[Problem description]:
Please restate the data that follows word for word, with the pictures left out.

◆ ◆ ◆ ◆ ◆ ◆ ◆

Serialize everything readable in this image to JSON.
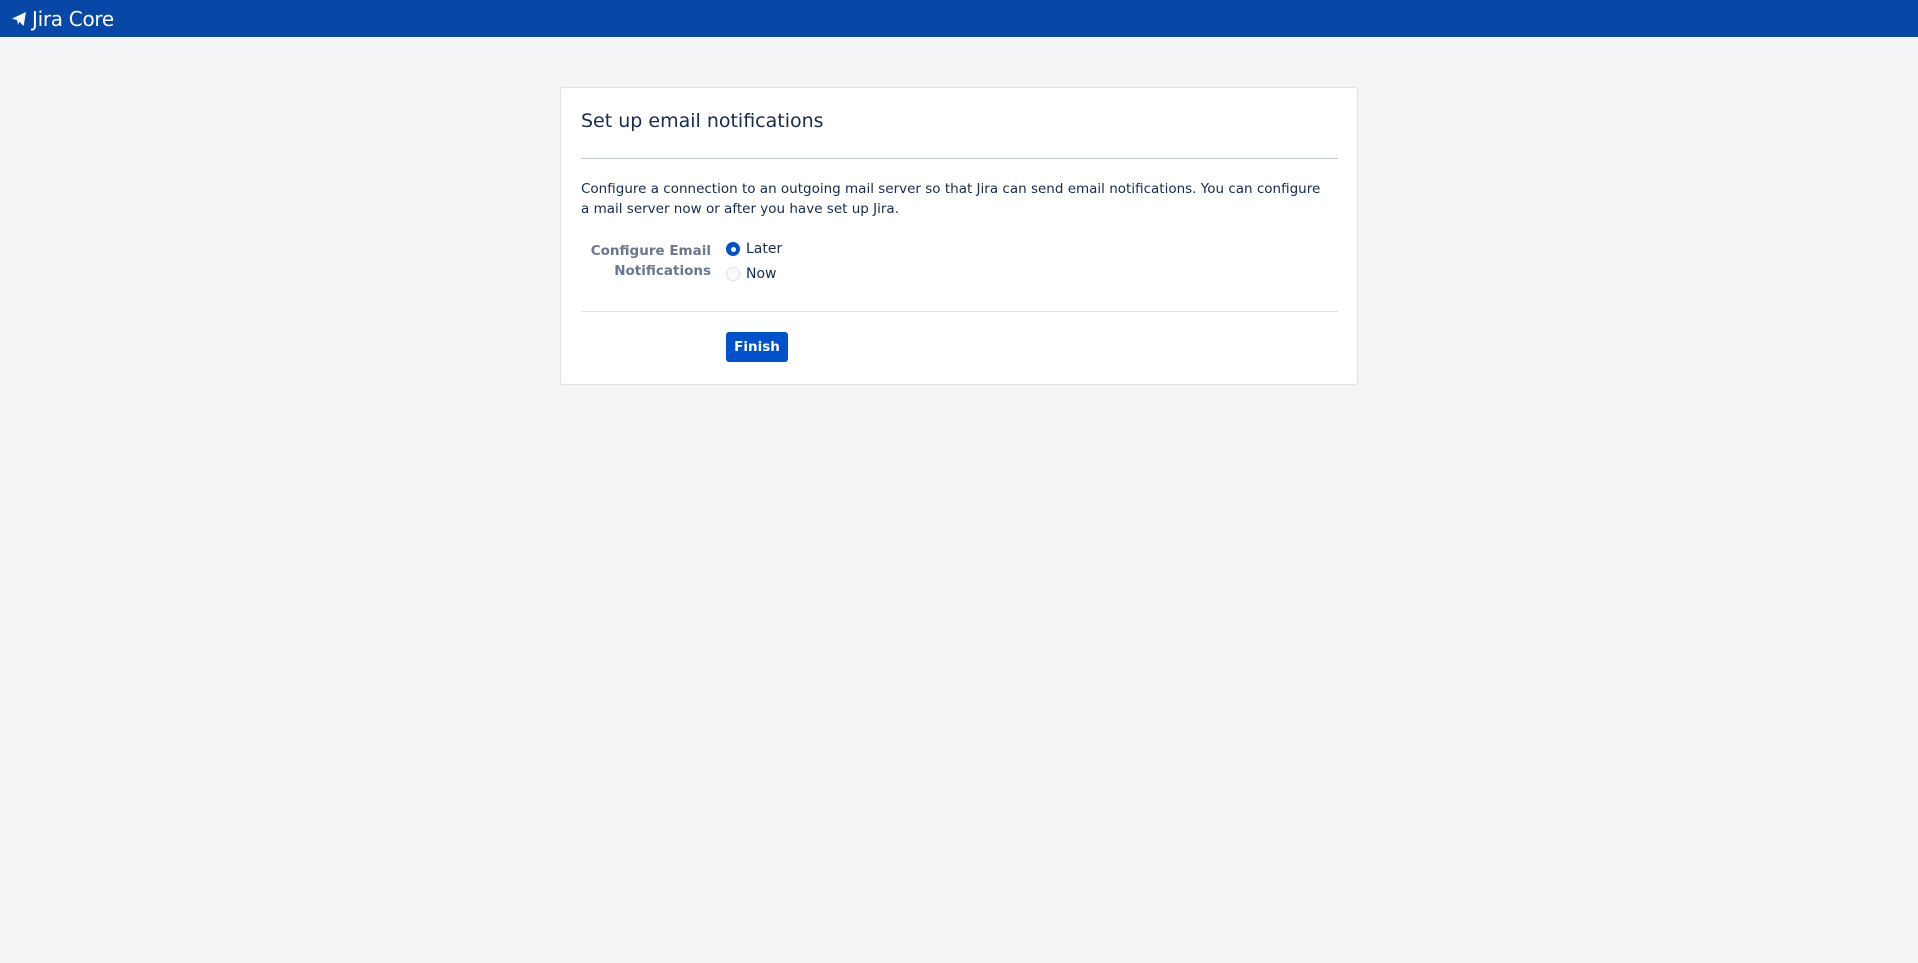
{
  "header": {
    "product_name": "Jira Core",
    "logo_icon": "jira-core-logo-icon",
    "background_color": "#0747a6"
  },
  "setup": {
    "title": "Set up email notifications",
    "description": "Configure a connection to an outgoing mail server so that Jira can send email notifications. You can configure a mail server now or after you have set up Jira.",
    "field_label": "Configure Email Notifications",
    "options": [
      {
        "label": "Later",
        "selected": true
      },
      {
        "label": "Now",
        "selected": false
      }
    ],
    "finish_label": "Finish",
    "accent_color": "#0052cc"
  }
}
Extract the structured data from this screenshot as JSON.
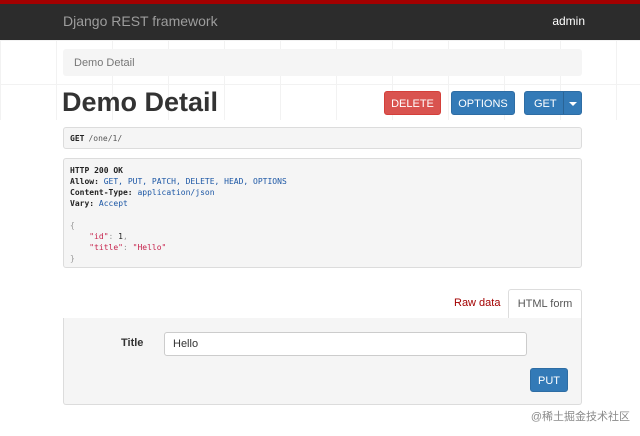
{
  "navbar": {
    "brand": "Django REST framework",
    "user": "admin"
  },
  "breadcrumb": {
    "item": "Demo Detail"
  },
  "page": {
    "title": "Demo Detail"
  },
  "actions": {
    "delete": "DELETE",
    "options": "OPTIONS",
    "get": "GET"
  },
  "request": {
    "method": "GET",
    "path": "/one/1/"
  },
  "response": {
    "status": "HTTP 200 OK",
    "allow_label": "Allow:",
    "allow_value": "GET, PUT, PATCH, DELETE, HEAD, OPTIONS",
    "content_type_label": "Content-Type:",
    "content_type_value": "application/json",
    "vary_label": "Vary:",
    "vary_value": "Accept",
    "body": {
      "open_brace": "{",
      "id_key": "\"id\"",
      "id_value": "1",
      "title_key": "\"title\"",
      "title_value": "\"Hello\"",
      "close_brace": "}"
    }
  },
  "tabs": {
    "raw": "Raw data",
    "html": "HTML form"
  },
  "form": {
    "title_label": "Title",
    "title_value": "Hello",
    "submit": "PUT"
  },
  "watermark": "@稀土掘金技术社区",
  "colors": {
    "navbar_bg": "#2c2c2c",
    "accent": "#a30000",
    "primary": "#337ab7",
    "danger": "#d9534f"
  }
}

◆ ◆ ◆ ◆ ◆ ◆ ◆

[Expected output]:
Serialize everything readable in this image to JSON.
{
  "header": {
    "product_name": "Jira Core",
    "logo_icon": "jira-core-logo-icon",
    "background_color": "#0747a6"
  },
  "setup": {
    "title": "Set up email notifications",
    "description": "Configure a connection to an outgoing mail server so that Jira can send email notifications. You can configure a mail server now or after you have set up Jira.",
    "field_label": "Configure Email Notifications",
    "options": [
      {
        "label": "Later",
        "selected": true
      },
      {
        "label": "Now",
        "selected": false
      }
    ],
    "finish_label": "Finish",
    "accent_color": "#0052cc"
  }
}
Extract the structured data from this screenshot as JSON.
{
  "navbar": {
    "brand": "Django REST framework",
    "user": "admin"
  },
  "breadcrumb": {
    "item": "Demo Detail"
  },
  "page": {
    "title": "Demo Detail"
  },
  "actions": {
    "delete": "DELETE",
    "options": "OPTIONS",
    "get": "GET"
  },
  "request": {
    "method": "GET",
    "path": "/one/1/"
  },
  "response": {
    "status": "HTTP 200 OK",
    "allow_label": "Allow:",
    "allow_value": "GET, PUT, PATCH, DELETE, HEAD, OPTIONS",
    "content_type_label": "Content-Type:",
    "content_type_value": "application/json",
    "vary_label": "Vary:",
    "vary_value": "Accept",
    "body": {
      "open_brace": "{",
      "id_key": "\"id\"",
      "id_value": "1",
      "title_key": "\"title\"",
      "title_value": "\"Hello\"",
      "close_brace": "}"
    }
  },
  "tabs": {
    "raw": "Raw data",
    "html": "HTML form"
  },
  "form": {
    "title_label": "Title",
    "title_value": "Hello",
    "submit": "PUT"
  },
  "watermark": "@稀土掘金技术社区",
  "colors": {
    "navbar_bg": "#2c2c2c",
    "accent": "#a30000",
    "primary": "#337ab7",
    "danger": "#d9534f"
  }
}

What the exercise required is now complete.